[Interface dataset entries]
-*-*-
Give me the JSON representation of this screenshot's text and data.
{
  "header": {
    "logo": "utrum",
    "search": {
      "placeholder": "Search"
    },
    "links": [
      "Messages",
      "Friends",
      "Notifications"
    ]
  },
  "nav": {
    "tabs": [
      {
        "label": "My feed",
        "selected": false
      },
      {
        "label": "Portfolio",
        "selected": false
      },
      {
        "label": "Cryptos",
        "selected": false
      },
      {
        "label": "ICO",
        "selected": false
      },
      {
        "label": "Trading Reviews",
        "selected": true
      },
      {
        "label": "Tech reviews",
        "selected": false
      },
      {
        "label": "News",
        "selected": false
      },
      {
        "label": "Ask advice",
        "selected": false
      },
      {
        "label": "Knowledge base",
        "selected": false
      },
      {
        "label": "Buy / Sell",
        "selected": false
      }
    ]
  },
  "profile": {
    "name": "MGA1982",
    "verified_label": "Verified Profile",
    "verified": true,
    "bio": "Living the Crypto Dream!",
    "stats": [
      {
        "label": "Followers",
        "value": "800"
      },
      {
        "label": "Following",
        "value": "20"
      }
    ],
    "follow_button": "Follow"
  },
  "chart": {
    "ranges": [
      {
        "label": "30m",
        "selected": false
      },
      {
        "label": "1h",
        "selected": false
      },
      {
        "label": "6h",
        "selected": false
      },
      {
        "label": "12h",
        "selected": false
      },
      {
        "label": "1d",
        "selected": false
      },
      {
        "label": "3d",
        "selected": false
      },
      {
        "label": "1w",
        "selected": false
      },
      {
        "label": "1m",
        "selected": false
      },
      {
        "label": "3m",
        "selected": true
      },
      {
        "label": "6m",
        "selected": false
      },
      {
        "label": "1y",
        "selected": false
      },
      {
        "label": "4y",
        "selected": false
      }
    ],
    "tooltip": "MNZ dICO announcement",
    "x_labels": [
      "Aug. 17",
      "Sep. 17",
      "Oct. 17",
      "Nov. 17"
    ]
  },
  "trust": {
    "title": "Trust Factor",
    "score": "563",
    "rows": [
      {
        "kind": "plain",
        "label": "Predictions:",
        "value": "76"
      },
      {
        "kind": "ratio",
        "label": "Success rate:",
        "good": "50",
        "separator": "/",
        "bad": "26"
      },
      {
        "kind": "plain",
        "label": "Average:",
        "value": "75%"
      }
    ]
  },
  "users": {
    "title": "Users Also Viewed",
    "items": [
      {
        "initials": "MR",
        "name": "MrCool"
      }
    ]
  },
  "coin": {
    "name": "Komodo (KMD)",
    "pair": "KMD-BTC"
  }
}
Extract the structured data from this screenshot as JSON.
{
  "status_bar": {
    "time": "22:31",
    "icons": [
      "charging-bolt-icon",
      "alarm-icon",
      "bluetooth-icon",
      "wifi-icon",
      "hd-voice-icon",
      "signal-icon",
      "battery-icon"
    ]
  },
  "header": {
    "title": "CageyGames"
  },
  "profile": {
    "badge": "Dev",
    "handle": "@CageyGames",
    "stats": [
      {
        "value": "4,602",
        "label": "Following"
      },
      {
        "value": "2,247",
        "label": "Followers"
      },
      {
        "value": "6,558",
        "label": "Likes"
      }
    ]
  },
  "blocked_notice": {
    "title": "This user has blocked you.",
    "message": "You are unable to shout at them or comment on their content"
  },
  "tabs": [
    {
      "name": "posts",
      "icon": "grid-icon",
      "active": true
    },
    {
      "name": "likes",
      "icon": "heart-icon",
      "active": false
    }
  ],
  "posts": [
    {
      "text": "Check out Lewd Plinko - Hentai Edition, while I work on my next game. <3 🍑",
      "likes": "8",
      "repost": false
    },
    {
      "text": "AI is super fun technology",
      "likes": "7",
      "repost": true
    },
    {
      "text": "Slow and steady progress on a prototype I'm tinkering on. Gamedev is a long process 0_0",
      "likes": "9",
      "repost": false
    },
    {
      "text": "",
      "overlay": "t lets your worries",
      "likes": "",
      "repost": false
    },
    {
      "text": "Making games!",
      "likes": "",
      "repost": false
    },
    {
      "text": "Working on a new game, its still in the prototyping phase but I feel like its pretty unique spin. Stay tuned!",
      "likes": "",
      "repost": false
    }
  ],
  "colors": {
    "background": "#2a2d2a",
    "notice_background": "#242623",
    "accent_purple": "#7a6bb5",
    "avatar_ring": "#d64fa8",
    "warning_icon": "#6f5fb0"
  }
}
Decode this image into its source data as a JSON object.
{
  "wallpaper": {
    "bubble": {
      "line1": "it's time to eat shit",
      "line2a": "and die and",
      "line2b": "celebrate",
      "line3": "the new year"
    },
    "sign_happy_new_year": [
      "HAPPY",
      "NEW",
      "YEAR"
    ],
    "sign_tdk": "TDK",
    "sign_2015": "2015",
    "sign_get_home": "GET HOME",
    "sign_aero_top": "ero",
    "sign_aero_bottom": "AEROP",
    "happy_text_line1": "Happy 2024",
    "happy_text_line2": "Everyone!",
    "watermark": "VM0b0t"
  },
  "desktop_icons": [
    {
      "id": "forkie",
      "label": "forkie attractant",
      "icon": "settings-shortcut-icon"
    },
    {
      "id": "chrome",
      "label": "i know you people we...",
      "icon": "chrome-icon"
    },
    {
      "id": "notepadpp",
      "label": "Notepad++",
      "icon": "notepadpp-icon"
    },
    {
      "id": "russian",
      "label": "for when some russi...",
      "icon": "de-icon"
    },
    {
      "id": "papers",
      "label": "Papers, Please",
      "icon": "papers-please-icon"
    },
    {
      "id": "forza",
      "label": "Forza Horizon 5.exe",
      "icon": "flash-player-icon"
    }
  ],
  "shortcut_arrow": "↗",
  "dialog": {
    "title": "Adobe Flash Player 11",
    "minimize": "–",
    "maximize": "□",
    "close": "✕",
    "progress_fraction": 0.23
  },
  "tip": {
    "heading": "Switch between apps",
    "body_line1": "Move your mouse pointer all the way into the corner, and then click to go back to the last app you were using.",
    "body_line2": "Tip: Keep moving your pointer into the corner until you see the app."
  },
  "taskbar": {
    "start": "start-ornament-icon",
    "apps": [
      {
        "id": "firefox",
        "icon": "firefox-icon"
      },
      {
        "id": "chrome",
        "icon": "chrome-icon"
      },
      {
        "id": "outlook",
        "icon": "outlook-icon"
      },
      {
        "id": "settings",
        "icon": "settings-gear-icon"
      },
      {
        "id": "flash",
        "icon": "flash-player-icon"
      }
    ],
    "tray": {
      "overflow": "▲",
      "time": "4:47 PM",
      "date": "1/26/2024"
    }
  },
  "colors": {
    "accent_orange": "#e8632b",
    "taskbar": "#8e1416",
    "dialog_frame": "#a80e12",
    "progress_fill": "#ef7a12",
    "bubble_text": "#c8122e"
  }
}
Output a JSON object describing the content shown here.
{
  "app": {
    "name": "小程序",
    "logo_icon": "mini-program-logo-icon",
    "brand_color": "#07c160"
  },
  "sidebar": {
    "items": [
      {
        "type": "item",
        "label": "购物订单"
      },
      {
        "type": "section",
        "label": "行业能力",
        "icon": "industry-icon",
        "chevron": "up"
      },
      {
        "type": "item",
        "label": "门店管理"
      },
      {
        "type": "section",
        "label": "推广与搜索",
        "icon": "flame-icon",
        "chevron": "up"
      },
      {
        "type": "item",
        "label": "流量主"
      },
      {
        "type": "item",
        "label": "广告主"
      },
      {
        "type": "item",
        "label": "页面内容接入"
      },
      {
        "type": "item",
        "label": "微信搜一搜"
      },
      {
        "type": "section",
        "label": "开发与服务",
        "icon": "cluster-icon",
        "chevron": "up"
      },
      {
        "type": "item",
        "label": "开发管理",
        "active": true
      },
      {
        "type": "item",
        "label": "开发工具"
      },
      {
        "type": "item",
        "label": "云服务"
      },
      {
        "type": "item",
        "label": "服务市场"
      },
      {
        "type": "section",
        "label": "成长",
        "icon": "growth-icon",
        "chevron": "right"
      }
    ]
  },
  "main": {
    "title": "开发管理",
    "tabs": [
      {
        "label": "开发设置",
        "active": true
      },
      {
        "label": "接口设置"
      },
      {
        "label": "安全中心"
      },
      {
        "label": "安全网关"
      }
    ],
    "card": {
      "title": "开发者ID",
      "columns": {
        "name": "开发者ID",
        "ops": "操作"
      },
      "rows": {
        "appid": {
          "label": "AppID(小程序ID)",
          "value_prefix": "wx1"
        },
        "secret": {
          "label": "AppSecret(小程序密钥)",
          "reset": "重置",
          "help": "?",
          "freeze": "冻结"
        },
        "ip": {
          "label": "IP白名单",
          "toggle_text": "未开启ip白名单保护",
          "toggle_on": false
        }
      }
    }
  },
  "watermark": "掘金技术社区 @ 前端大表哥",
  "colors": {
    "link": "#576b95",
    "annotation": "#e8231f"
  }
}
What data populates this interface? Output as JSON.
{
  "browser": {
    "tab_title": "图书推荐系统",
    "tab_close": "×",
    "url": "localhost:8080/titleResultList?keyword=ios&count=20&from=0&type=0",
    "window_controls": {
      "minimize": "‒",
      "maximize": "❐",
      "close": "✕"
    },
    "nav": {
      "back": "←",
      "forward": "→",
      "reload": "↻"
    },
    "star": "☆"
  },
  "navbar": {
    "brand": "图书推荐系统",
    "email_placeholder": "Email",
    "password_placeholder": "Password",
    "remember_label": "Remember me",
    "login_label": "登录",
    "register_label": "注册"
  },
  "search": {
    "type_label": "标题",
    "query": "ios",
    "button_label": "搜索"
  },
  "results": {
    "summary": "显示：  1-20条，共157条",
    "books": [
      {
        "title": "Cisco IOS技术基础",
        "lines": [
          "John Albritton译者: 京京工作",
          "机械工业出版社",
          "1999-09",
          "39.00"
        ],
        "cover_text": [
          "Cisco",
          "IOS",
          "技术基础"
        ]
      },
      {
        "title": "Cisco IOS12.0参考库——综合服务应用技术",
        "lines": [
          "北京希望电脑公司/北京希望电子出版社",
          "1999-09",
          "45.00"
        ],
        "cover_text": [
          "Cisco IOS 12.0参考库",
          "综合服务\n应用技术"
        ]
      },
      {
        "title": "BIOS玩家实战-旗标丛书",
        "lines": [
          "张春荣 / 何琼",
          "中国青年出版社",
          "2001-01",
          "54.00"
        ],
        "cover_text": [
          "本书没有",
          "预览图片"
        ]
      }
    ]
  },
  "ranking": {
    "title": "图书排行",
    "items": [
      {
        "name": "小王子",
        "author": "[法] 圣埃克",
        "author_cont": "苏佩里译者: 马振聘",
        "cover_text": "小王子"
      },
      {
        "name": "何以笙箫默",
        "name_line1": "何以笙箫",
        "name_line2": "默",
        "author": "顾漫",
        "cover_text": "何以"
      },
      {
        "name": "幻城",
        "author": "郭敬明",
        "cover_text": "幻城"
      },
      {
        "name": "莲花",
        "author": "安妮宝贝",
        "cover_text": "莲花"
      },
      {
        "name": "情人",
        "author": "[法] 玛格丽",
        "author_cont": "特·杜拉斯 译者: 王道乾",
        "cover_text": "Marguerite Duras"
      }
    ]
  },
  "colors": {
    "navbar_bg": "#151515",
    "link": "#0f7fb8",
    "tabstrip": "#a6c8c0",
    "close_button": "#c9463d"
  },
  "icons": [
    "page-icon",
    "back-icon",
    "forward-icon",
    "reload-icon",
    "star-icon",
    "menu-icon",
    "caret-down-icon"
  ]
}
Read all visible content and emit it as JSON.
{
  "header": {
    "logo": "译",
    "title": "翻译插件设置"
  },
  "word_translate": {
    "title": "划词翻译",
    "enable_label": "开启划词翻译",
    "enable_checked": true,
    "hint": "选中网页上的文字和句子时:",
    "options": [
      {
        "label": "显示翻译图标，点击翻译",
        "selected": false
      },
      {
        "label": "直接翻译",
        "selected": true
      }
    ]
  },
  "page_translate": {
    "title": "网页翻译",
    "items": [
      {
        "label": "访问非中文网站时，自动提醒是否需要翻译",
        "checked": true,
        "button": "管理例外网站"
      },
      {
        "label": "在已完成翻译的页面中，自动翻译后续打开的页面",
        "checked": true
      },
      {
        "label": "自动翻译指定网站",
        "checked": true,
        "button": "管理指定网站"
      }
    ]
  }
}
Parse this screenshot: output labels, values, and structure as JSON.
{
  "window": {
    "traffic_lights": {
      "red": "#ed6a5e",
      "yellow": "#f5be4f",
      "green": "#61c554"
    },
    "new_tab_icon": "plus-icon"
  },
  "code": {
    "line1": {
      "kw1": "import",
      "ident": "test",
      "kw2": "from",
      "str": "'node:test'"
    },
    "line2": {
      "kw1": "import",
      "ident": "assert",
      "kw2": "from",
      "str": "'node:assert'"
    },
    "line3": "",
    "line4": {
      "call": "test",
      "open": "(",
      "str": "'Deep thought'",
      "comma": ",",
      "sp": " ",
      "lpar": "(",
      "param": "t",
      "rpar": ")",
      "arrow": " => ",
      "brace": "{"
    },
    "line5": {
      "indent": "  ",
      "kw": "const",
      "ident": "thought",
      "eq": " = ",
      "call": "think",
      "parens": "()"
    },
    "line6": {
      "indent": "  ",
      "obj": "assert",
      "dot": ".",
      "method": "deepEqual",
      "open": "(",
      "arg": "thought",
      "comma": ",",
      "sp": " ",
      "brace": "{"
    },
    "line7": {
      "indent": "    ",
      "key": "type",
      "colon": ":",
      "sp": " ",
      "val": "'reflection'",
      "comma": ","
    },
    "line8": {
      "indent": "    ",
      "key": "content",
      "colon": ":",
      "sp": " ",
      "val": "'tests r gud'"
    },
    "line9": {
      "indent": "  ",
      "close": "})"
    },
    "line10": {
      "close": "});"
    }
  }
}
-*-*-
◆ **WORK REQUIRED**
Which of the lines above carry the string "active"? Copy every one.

◆ **EXERCISE ANSWER**
      "active": true
      "active": false
        "active": true
        "active": true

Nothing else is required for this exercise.